▸ **Work to be completed**:
How many lines of the entries hold the string "heading"? Reply with the number alone.
——
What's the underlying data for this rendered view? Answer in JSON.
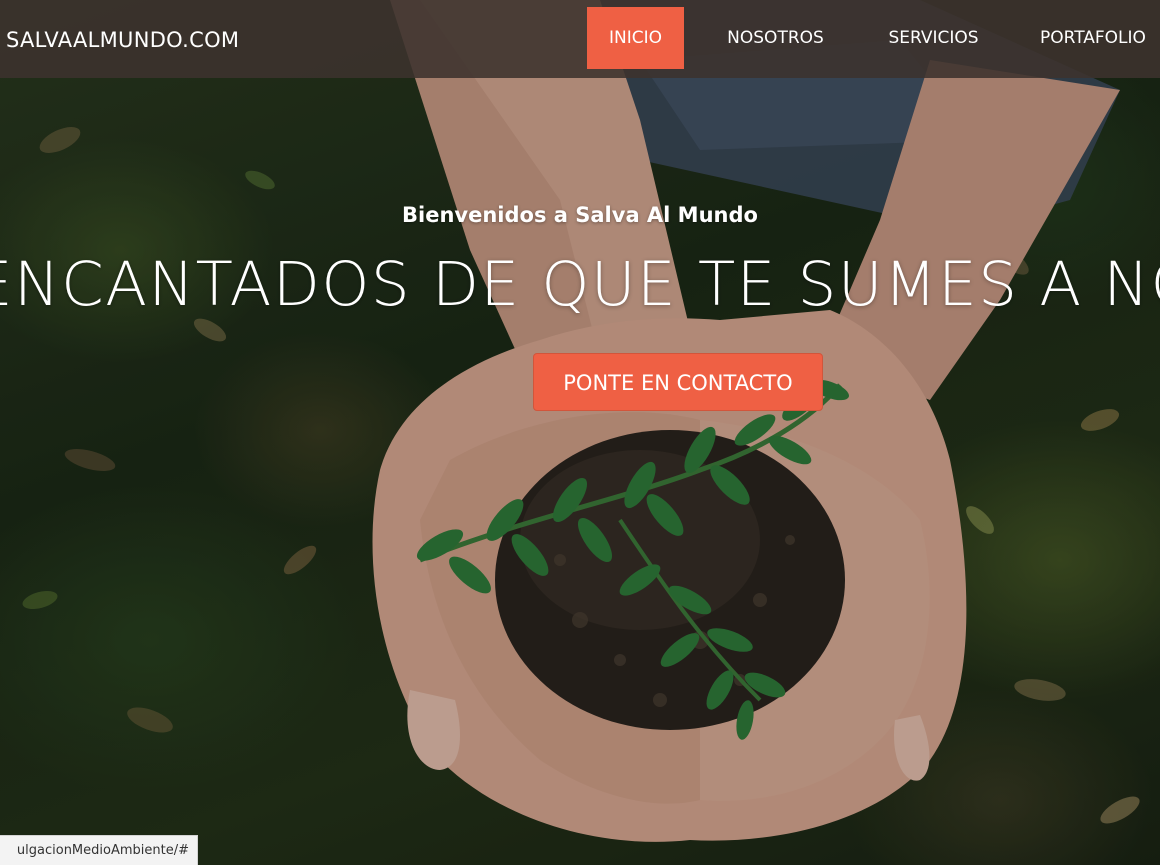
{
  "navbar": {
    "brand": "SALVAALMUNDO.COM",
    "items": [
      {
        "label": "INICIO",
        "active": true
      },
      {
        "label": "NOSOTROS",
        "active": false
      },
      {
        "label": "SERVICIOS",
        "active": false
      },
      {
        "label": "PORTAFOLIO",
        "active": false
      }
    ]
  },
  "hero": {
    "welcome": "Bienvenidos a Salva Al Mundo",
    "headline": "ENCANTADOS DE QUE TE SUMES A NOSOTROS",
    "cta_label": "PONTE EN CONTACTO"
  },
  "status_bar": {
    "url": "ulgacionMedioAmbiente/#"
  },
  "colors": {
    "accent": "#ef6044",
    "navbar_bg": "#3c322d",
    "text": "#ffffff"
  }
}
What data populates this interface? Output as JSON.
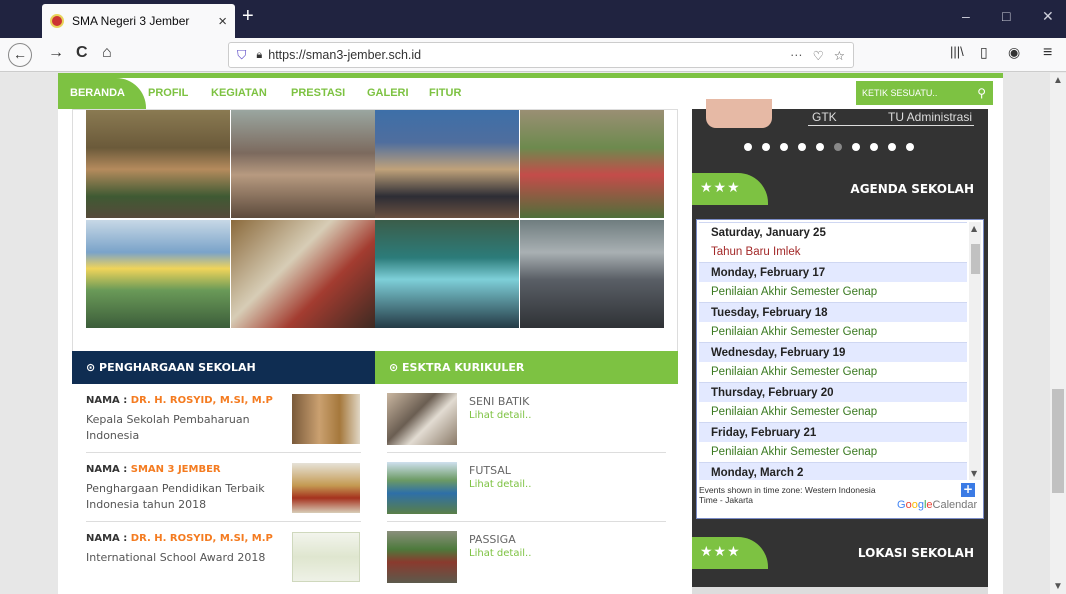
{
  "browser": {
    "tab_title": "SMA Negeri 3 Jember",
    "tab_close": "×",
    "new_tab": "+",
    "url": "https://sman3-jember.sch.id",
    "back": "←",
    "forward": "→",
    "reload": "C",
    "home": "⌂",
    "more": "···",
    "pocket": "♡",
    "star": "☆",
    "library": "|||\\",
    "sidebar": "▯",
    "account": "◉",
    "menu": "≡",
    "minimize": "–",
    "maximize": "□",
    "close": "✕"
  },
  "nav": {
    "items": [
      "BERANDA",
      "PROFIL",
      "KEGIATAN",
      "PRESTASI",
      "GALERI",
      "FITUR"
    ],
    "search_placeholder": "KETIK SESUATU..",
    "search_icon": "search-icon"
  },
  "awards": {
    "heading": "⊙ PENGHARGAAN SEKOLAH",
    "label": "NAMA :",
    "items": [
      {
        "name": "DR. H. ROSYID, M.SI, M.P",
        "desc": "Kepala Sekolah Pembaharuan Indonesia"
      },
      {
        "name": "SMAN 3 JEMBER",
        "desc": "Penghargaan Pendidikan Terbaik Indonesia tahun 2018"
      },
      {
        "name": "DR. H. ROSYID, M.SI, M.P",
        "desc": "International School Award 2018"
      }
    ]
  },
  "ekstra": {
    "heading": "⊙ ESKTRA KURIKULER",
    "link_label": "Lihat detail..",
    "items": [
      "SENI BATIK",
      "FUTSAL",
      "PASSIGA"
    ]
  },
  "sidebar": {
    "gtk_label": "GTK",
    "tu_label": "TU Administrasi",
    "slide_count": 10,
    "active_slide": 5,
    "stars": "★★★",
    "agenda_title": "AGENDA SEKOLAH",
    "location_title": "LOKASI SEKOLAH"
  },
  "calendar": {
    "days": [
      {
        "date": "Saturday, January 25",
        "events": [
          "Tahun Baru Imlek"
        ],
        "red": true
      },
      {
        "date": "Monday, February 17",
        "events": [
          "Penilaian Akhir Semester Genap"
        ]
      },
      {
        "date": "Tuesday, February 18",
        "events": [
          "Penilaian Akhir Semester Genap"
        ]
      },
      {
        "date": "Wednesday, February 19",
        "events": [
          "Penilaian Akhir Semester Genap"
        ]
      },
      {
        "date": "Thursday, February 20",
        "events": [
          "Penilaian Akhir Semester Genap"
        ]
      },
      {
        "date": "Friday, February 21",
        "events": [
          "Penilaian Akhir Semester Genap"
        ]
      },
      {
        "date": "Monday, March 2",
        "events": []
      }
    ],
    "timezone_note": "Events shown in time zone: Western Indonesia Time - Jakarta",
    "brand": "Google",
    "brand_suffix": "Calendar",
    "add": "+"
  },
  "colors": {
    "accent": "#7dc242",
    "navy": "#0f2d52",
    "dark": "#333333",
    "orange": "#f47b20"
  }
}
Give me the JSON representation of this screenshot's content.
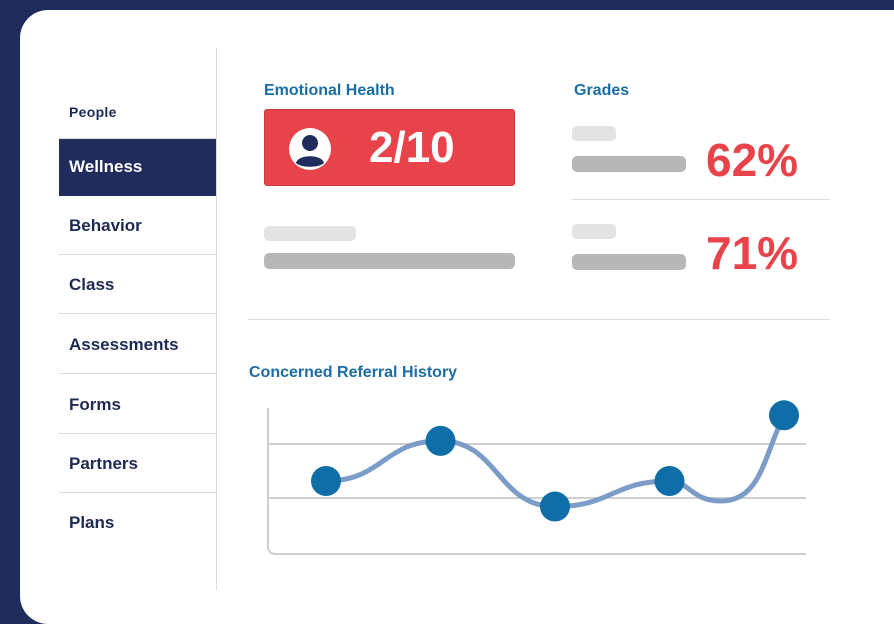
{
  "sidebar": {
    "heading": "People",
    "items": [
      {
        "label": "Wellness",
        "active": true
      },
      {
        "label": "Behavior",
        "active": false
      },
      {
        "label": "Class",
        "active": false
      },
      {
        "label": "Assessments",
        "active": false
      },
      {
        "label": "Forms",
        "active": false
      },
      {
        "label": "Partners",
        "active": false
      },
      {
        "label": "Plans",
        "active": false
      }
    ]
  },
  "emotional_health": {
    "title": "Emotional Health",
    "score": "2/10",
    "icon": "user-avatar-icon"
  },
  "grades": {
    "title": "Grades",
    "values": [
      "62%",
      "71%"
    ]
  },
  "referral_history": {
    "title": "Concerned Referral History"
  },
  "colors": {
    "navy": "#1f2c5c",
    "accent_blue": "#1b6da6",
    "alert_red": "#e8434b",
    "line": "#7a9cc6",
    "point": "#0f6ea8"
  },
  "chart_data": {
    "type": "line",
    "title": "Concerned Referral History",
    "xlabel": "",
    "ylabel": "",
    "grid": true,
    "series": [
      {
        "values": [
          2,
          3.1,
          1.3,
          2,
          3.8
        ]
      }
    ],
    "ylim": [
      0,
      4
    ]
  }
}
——
▸ **Output below**:
3